Impressive leaps forward have been made across Distribution System Operator (DSO) led local flexibility markets in recent years, and 2021 was no exception. £30 million worth of contracts was awarded by UKPN, with two-thirds of the capacity coming from EV batteries and smart charging.
The initial success of these markets has been the result of a few key ingredients including industry-led standardisation efforts spearheaded by the ENA’s Open Networks project, high levels of engagement with potential flexibility service providers (Flex Providers), and continued digitalisation. This final piece is responsible for introducing greater visibility to local flexibility markets, which has been a clear driver in their development and scale.

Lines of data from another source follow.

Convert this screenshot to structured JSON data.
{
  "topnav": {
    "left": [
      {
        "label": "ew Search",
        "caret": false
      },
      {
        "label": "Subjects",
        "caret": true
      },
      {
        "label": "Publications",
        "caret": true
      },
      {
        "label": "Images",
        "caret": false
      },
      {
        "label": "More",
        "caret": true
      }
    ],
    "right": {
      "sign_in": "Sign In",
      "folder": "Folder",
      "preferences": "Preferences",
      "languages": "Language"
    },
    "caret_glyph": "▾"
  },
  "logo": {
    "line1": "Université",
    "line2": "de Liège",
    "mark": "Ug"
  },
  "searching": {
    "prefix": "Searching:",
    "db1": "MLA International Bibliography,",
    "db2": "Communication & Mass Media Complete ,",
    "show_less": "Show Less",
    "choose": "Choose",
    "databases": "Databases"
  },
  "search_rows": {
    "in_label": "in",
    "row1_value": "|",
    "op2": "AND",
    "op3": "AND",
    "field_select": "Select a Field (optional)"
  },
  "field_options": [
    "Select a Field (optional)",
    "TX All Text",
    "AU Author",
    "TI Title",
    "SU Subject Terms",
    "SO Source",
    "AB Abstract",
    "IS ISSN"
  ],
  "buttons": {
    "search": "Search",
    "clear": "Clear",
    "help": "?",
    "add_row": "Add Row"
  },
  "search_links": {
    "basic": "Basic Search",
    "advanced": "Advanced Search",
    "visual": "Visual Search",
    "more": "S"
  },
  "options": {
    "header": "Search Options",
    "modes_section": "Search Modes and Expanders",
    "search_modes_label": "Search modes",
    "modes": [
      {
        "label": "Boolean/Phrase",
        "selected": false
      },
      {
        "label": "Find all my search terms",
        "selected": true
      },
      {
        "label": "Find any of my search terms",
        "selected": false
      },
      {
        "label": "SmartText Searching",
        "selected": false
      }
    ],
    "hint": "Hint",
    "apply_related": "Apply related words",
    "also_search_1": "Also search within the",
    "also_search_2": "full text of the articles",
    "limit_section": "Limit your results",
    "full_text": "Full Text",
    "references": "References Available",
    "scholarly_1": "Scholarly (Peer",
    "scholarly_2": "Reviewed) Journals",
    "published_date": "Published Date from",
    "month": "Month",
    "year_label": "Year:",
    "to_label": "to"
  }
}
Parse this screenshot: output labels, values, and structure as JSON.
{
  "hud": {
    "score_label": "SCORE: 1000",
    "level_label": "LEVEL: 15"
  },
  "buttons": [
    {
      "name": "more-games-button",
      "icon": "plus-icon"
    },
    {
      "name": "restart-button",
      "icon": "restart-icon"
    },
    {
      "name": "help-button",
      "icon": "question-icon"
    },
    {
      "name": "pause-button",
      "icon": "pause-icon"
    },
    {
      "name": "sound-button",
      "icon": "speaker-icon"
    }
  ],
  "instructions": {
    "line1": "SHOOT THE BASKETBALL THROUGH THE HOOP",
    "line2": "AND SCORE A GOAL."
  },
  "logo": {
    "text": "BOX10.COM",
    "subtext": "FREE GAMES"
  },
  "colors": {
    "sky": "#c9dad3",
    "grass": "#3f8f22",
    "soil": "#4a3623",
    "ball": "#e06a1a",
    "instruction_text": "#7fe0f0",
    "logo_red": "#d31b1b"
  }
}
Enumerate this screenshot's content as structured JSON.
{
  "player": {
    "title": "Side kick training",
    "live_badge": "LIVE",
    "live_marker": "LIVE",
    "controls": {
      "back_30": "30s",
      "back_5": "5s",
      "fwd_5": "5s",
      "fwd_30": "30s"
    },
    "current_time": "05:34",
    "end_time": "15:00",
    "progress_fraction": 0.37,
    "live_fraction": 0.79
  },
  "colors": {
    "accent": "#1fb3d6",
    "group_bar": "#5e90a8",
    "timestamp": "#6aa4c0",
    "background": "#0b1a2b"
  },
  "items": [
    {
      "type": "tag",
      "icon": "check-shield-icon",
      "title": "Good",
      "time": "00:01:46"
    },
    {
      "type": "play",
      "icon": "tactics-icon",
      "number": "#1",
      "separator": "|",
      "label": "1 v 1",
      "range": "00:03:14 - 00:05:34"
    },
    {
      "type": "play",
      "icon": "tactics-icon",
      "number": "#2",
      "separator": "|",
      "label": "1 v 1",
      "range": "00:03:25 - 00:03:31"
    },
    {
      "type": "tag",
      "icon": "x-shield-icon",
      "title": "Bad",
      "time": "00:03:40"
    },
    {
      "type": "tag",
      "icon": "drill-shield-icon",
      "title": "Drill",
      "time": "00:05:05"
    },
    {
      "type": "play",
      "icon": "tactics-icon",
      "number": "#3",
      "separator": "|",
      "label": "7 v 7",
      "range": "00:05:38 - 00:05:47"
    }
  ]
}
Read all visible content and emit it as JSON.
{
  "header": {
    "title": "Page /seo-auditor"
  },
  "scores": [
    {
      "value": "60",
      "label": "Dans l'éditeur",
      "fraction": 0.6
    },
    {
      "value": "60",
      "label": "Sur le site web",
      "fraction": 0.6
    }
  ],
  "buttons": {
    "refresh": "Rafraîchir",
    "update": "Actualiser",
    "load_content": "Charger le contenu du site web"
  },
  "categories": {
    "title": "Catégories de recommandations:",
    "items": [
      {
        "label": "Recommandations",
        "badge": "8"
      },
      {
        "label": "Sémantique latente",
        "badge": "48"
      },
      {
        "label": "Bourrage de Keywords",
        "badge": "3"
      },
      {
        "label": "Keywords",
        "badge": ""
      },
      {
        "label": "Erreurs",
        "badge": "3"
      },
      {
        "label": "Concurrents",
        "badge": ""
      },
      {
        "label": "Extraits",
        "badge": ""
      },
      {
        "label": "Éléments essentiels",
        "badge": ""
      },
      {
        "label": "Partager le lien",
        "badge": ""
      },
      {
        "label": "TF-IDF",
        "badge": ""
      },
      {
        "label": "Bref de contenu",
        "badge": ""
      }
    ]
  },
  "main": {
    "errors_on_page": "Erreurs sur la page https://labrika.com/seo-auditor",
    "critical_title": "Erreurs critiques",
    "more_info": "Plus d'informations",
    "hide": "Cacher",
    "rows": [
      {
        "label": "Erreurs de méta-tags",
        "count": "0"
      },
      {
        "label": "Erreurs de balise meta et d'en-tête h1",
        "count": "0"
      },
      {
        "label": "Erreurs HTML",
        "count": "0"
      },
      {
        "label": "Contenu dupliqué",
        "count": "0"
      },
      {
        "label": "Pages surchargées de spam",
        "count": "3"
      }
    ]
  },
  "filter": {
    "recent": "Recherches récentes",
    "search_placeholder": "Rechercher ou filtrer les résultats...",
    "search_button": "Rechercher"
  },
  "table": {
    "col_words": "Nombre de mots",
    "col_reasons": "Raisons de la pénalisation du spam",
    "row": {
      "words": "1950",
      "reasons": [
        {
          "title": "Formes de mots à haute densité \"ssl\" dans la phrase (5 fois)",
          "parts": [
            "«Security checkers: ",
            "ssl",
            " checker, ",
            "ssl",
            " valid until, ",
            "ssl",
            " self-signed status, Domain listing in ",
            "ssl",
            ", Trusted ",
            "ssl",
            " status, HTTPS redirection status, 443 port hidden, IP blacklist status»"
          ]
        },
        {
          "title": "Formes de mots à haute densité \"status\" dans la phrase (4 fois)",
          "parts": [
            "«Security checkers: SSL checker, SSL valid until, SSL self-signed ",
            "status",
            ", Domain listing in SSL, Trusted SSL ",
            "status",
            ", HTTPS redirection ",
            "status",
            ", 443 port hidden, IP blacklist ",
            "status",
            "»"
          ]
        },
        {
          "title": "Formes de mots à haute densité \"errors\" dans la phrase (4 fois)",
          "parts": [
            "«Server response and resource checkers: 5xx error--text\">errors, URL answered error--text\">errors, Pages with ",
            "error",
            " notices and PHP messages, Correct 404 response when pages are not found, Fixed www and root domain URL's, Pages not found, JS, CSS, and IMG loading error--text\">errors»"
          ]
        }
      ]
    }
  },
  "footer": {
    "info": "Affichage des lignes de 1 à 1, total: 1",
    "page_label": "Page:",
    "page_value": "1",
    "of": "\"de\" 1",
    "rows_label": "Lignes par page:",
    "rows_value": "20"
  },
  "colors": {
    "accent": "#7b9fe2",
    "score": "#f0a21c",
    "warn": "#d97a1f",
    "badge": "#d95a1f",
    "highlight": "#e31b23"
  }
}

Unlike in other flexibility markets, the highly locational nature of DSO markets means that assets must be positioned in sometimes very small geographically constrained areas to provide flexibility services. As a result, the visibility of data, such as where the flexibility service is required in addition to what type of service is needed, the technical requirements, contracts available, and length and value, have all been key to driving participation from Flex Providers.
Across local flexibility markets, different approaches have been used to achieve this visibility. Independent marketplaces have made use of maps, whereby the locational constraints are clearly visible and searchable, and provide a user-friendly interface that highlights the important data behind each opportunity. Visibility is equally important for the other side of the market, DSOs. Marketplaces again have played a key role in doing away with the requirement for DSOs to individually find and connect with potential assets able to provide flexibility services, with maps serving as distributed asset registers of the Flex Provider assets that qualify and bid to provide flexibility services to DSOs.
Yet to achieve net zero at a national scale, we know the challenge is far from over. By 2050 we will need to be capturing whole-system efficiencies from a forecasted 60GW of flexible capacity. As such, the investment needed to secure the flexibility required in the right locations, from the right type of assets, and for the right kind of services is significant. However, here lies a problem.
Flex Providers must be able to stack multiple revenue streams in order to build the investment cases for these assets. Consequently, there is a rapidly growing need to no longer consider and develop flexibility markets, such as local DSO markets, in isolation from each other.
Contract stacking across flexibility markets is being held back as there is not full visibility across all markets. There is a lack of common data formats, qualification processes and unaligned market access rules, which adds complexity to investments and stifles value flowing to where it is needed. As a result, it is more difficult for Flex Providers to build business cases and invest to solve the issues on the system.
To reward the true value of flexibility and deliver contract stacking, every stage of the journey of the flexible service must be digitised and interoperable. Three key aspects include:
- Value assessment: all revenue streams must be brought into play and be visible and transparent to Flex Providers. This is a huge challenge considering the very different mandates, stakeholders and participants for each of the markets/revenue streams
- Qualification: processes for accessing these value streams need to be similarly transparent and accessible. It should be possible for a marketplace to create something akin to a “digital passport”, so Flex Providers can manage their access (and qualification status) to multiple services. This in turn requires a standardised approach to identify assets and Flex Providers that translate between all different kinds of services.
- Operations and Settlement: to provide Flex Providers with choice, standardised approaches to key operational aspects (such as availability declaration, dispatch) and settlement (baselining, performance verification) are essential. Otherwise, the level of bespoke technical systems needed will make it almost impossible to practically align all these markets.
Beyond this, contract alignment, data access – including metering – and decentralised systems are equally central to achieving the visibility needed for revenue stacking. After which, further value can subsequently be derived through enabling DSO/ESO coordination plus the optimisation of service procurement.
In the Smart Systems and Flexibility Plan, BEIS and Ofgem outlined a vision for the mid-2020s whereby flexibility technologies of all types and sizes will have improved access to flexibility markets and be able to stack revenues across multiple sources of value where this enables whole system optimisation. Whilst progress has been made from policies such as the Energy Data Task Force recommendations and the Open Networks project, it is imperative that the industry and companies join together this year to drive the development of common standards across flexibility markets, without which these markets will continue to lack the visibility needed for contract stacking.